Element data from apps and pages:

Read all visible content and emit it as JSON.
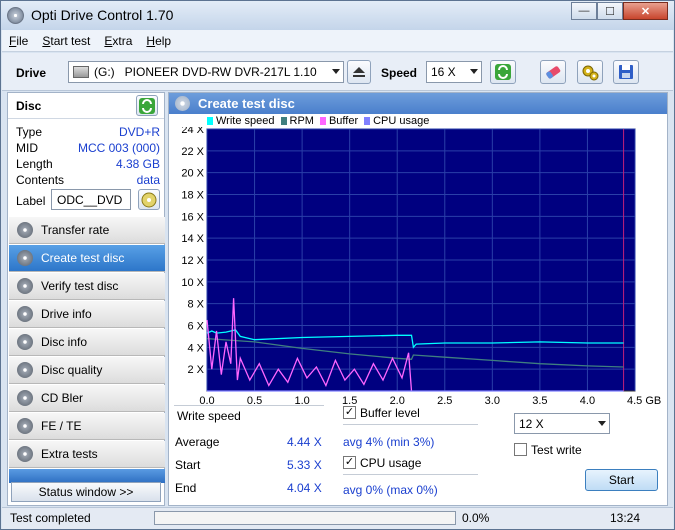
{
  "window": {
    "title": "Opti Drive Control 1.70",
    "minimize": "—",
    "maximize": "☐",
    "close": "✕"
  },
  "menu": [
    {
      "label": "File",
      "accel": "F",
      "rest": "ile"
    },
    {
      "label": "Start test",
      "accel": "S",
      "rest": "tart test"
    },
    {
      "label": "Extra",
      "accel": "E",
      "rest": "xtra"
    },
    {
      "label": "Help",
      "accel": "H",
      "rest": "elp"
    }
  ],
  "toolbar": {
    "drive_label": "Drive",
    "drive_letter": "(G:)",
    "drive_value": "PIONEER DVD-RW  DVR-217L 1.10",
    "speed_label": "Speed",
    "speed_value": "16 X",
    "icons": [
      "eject-icon",
      "refresh-icon",
      "eraser-icon",
      "settings-icon",
      "save-icon"
    ]
  },
  "disc": {
    "heading": "Disc",
    "rows": [
      {
        "key": "Type",
        "value": "DVD+R"
      },
      {
        "key": "MID",
        "value": "MCC 003 (000)"
      },
      {
        "key": "Length",
        "value": "4.38 GB"
      },
      {
        "key": "Contents",
        "value": "data"
      }
    ],
    "label_key": "Label",
    "label_value": "ODC__DVD"
  },
  "nav": [
    {
      "label": "Transfer rate",
      "active": false
    },
    {
      "label": "Create test disc",
      "active": true
    },
    {
      "label": "Verify test disc",
      "active": false
    },
    {
      "label": "Drive info",
      "active": false
    },
    {
      "label": "Disc info",
      "active": false
    },
    {
      "label": "Disc quality",
      "active": false
    },
    {
      "label": "CD Bler",
      "active": false
    },
    {
      "label": "FE / TE",
      "active": false
    },
    {
      "label": "Extra tests",
      "active": false
    }
  ],
  "status_window_button": "Status window >>",
  "panel": {
    "title": "Create test disc",
    "legend": [
      {
        "name": "Write speed",
        "color": "#00ffff"
      },
      {
        "name": "RPM",
        "color": "#3f7f7f"
      },
      {
        "name": "Buffer",
        "color": "#ff66ff"
      },
      {
        "name": "CPU usage",
        "color": "#8080ff"
      }
    ]
  },
  "chart_data": {
    "type": "line",
    "xunit": "GB",
    "xlim": [
      0,
      4.5
    ],
    "ylim": [
      0,
      24
    ],
    "x_ticks": [
      "0.0",
      "0.5",
      "1.0",
      "1.5",
      "2.0",
      "2.5",
      "3.0",
      "3.5",
      "4.0",
      "4.5 GB"
    ],
    "y_ticks": [
      "2 X",
      "4 X",
      "6 X",
      "8 X",
      "10 X",
      "12 X",
      "14 X",
      "16 X",
      "18 X",
      "20 X",
      "22 X",
      "24 X"
    ],
    "grid": true,
    "background": "#000080",
    "disc_end": 4.38,
    "series": [
      {
        "name": "Write speed",
        "color": "#00ffff",
        "x": [
          0.0,
          0.05,
          0.1,
          0.2,
          0.3,
          0.35,
          0.5,
          1.0,
          1.5,
          2.0,
          2.15,
          2.17,
          2.2,
          2.5,
          3.0,
          3.5,
          4.0,
          4.38
        ],
        "y": [
          5.3,
          5.5,
          5.3,
          5.4,
          5.6,
          5.0,
          4.7,
          4.9,
          5.0,
          5.1,
          5.1,
          4.0,
          4.3,
          4.4,
          4.4,
          4.5,
          4.4,
          4.4
        ]
      },
      {
        "name": "RPM",
        "color": "#3f7f7f",
        "x": [
          0.0,
          0.5,
          1.0,
          1.5,
          2.0,
          2.15,
          2.17,
          2.5,
          3.0,
          3.5,
          4.0,
          4.38
        ],
        "y": [
          4.8,
          4.5,
          3.9,
          3.4,
          3.0,
          2.9,
          3.3,
          3.1,
          2.8,
          2.5,
          2.3,
          2.2
        ]
      },
      {
        "name": "Buffer",
        "color": "#ff66ff",
        "x": [
          0.0,
          0.05,
          0.1,
          0.15,
          0.2,
          0.25,
          0.28,
          0.32,
          0.35,
          0.45,
          0.55,
          0.65,
          0.75,
          0.85,
          0.95,
          1.05,
          1.15,
          1.25,
          1.35,
          1.45,
          1.55,
          1.65,
          1.75,
          1.85,
          1.95,
          2.05,
          2.12,
          2.15
        ],
        "y": [
          6.5,
          2.0,
          5.5,
          1.5,
          4.5,
          2.5,
          8.5,
          1.0,
          3.0,
          1.0,
          2.5,
          0.5,
          2.0,
          0.8,
          3.0,
          1.2,
          2.2,
          0.5,
          2.8,
          1.0,
          2.0,
          0.6,
          2.5,
          1.0,
          3.0,
          1.2,
          3.5,
          0.0
        ]
      },
      {
        "name": "CPU usage",
        "color": "#8080ff",
        "x": [
          0.0,
          4.38
        ],
        "y": [
          0.0,
          0.0
        ]
      }
    ]
  },
  "stats": {
    "write_speed_label": "Write speed",
    "average_label": "Average",
    "average_value": "4.44 X",
    "start_label": "Start",
    "start_value": "5.33 X",
    "end_label": "End",
    "end_value": "4.04 X",
    "buffer_level_label": "Buffer level",
    "buffer_level_checked": true,
    "buffer_level_value": "avg 4% (min 3%)",
    "cpu_usage_label": "CPU usage",
    "cpu_usage_checked": true,
    "cpu_usage_value": "avg 0% (max 0%)",
    "write_speed_select": "12 X",
    "test_write_label": "Test write",
    "test_write_checked": false,
    "start_button": "Start",
    "checkmark": "✓"
  },
  "statusbar": {
    "text": "Test completed",
    "progress_percent": 0.0,
    "progress_text": "0.0%",
    "time": "13:24"
  }
}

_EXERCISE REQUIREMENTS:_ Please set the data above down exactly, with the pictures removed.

_TASK OUTPUT:_
Read all visible content and emit it as JSON.
{
  "window": {
    "title": "Opti Drive Control 1.70",
    "minimize": "—",
    "maximize": "☐",
    "close": "✕"
  },
  "menu": [
    {
      "label": "File",
      "accel": "F",
      "rest": "ile"
    },
    {
      "label": "Start test",
      "accel": "S",
      "rest": "tart test"
    },
    {
      "label": "Extra",
      "accel": "E",
      "rest": "xtra"
    },
    {
      "label": "Help",
      "accel": "H",
      "rest": "elp"
    }
  ],
  "toolbar": {
    "drive_label": "Drive",
    "drive_letter": "(G:)",
    "drive_value": "PIONEER DVD-RW  DVR-217L 1.10",
    "speed_label": "Speed",
    "speed_value": "16 X",
    "icons": [
      "eject-icon",
      "refresh-icon",
      "eraser-icon",
      "settings-icon",
      "save-icon"
    ]
  },
  "disc": {
    "heading": "Disc",
    "rows": [
      {
        "key": "Type",
        "value": "DVD+R"
      },
      {
        "key": "MID",
        "value": "MCC 003 (000)"
      },
      {
        "key": "Length",
        "value": "4.38 GB"
      },
      {
        "key": "Contents",
        "value": "data"
      }
    ],
    "label_key": "Label",
    "label_value": "ODC__DVD"
  },
  "nav": [
    {
      "label": "Transfer rate",
      "active": false
    },
    {
      "label": "Create test disc",
      "active": true
    },
    {
      "label": "Verify test disc",
      "active": false
    },
    {
      "label": "Drive info",
      "active": false
    },
    {
      "label": "Disc info",
      "active": false
    },
    {
      "label": "Disc quality",
      "active": false
    },
    {
      "label": "CD Bler",
      "active": false
    },
    {
      "label": "FE / TE",
      "active": false
    },
    {
      "label": "Extra tests",
      "active": false
    }
  ],
  "status_window_button": "Status window >>",
  "panel": {
    "title": "Create test disc",
    "legend": [
      {
        "name": "Write speed",
        "color": "#00ffff"
      },
      {
        "name": "RPM",
        "color": "#3f7f7f"
      },
      {
        "name": "Buffer",
        "color": "#ff66ff"
      },
      {
        "name": "CPU usage",
        "color": "#8080ff"
      }
    ]
  },
  "chart_data": {
    "type": "line",
    "xunit": "GB",
    "xlim": [
      0,
      4.5
    ],
    "ylim": [
      0,
      24
    ],
    "x_ticks": [
      "0.0",
      "0.5",
      "1.0",
      "1.5",
      "2.0",
      "2.5",
      "3.0",
      "3.5",
      "4.0",
      "4.5 GB"
    ],
    "y_ticks": [
      "2 X",
      "4 X",
      "6 X",
      "8 X",
      "10 X",
      "12 X",
      "14 X",
      "16 X",
      "18 X",
      "20 X",
      "22 X",
      "24 X"
    ],
    "grid": true,
    "background": "#000080",
    "disc_end": 4.38,
    "series": [
      {
        "name": "Write speed",
        "color": "#00ffff",
        "x": [
          0.0,
          0.05,
          0.1,
          0.2,
          0.3,
          0.35,
          0.5,
          1.0,
          1.5,
          2.0,
          2.15,
          2.17,
          2.2,
          2.5,
          3.0,
          3.5,
          4.0,
          4.38
        ],
        "y": [
          5.3,
          5.5,
          5.3,
          5.4,
          5.6,
          5.0,
          4.7,
          4.9,
          5.0,
          5.1,
          5.1,
          4.0,
          4.3,
          4.4,
          4.4,
          4.5,
          4.4,
          4.4
        ]
      },
      {
        "name": "RPM",
        "color": "#3f7f7f",
        "x": [
          0.0,
          0.5,
          1.0,
          1.5,
          2.0,
          2.15,
          2.17,
          2.5,
          3.0,
          3.5,
          4.0,
          4.38
        ],
        "y": [
          4.8,
          4.5,
          3.9,
          3.4,
          3.0,
          2.9,
          3.3,
          3.1,
          2.8,
          2.5,
          2.3,
          2.2
        ]
      },
      {
        "name": "Buffer",
        "color": "#ff66ff",
        "x": [
          0.0,
          0.05,
          0.1,
          0.15,
          0.2,
          0.25,
          0.28,
          0.32,
          0.35,
          0.45,
          0.55,
          0.65,
          0.75,
          0.85,
          0.95,
          1.05,
          1.15,
          1.25,
          1.35,
          1.45,
          1.55,
          1.65,
          1.75,
          1.85,
          1.95,
          2.05,
          2.12,
          2.15
        ],
        "y": [
          6.5,
          2.0,
          5.5,
          1.5,
          4.5,
          2.5,
          8.5,
          1.0,
          3.0,
          1.0,
          2.5,
          0.5,
          2.0,
          0.8,
          3.0,
          1.2,
          2.2,
          0.5,
          2.8,
          1.0,
          2.0,
          0.6,
          2.5,
          1.0,
          3.0,
          1.2,
          3.5,
          0.0
        ]
      },
      {
        "name": "CPU usage",
        "color": "#8080ff",
        "x": [
          0.0,
          4.38
        ],
        "y": [
          0.0,
          0.0
        ]
      }
    ]
  },
  "stats": {
    "write_speed_label": "Write speed",
    "average_label": "Average",
    "average_value": "4.44 X",
    "start_label": "Start",
    "start_value": "5.33 X",
    "end_label": "End",
    "end_value": "4.04 X",
    "buffer_level_label": "Buffer level",
    "buffer_level_checked": true,
    "buffer_level_value": "avg 4% (min 3%)",
    "cpu_usage_label": "CPU usage",
    "cpu_usage_checked": true,
    "cpu_usage_value": "avg 0% (max 0%)",
    "write_speed_select": "12 X",
    "test_write_label": "Test write",
    "test_write_checked": false,
    "start_button": "Start",
    "checkmark": "✓"
  },
  "statusbar": {
    "text": "Test completed",
    "progress_percent": 0.0,
    "progress_text": "0.0%",
    "time": "13:24"
  }
}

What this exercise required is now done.